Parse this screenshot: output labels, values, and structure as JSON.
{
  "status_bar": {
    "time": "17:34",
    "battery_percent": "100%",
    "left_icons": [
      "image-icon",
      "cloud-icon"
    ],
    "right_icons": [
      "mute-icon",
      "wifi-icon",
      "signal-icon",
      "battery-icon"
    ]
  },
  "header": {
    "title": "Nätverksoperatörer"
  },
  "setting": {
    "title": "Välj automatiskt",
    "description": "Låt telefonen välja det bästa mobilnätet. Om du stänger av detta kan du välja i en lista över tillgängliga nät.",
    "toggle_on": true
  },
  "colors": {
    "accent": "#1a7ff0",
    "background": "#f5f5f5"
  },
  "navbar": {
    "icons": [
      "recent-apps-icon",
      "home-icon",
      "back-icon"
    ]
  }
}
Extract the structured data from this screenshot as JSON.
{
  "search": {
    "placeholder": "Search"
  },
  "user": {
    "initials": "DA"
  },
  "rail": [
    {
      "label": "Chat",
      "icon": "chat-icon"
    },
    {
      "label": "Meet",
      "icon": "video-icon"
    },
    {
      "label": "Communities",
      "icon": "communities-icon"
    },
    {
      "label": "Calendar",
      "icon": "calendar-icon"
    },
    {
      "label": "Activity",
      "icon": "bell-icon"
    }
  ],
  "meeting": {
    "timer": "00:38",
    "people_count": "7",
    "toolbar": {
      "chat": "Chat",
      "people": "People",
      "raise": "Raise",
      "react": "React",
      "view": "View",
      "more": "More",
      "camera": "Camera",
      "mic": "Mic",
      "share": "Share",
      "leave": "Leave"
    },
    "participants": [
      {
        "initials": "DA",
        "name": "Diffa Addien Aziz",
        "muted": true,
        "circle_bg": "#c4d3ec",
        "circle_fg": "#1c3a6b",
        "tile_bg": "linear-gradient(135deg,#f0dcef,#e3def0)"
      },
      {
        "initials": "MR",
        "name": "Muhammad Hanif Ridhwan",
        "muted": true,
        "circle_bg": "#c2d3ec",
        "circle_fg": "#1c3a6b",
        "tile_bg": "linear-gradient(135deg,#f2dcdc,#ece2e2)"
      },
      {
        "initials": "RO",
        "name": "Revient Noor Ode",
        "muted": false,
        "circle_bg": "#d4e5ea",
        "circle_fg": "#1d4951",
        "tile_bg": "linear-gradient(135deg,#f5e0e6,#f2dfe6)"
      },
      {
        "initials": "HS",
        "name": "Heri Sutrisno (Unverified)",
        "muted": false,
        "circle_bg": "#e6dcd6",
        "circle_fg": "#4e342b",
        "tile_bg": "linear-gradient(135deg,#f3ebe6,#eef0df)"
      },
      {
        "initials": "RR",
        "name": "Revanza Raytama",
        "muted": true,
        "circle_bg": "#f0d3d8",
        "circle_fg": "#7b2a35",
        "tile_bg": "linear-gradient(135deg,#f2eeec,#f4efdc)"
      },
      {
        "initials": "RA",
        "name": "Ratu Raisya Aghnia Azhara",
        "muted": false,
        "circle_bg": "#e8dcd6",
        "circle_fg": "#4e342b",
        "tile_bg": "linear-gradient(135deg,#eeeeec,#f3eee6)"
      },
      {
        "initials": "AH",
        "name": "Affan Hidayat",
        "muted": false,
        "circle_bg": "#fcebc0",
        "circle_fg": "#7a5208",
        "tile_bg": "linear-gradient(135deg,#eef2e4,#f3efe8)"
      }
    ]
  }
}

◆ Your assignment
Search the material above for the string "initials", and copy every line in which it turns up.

◆ Answer for the task
    "initials": "DA"
        "initials": "DA",
        "initials": "MR",
        "initials": "RO",
        "initials": "HS",
        "initials": "RR",
        "initials": "RA",
        "initials": "AH",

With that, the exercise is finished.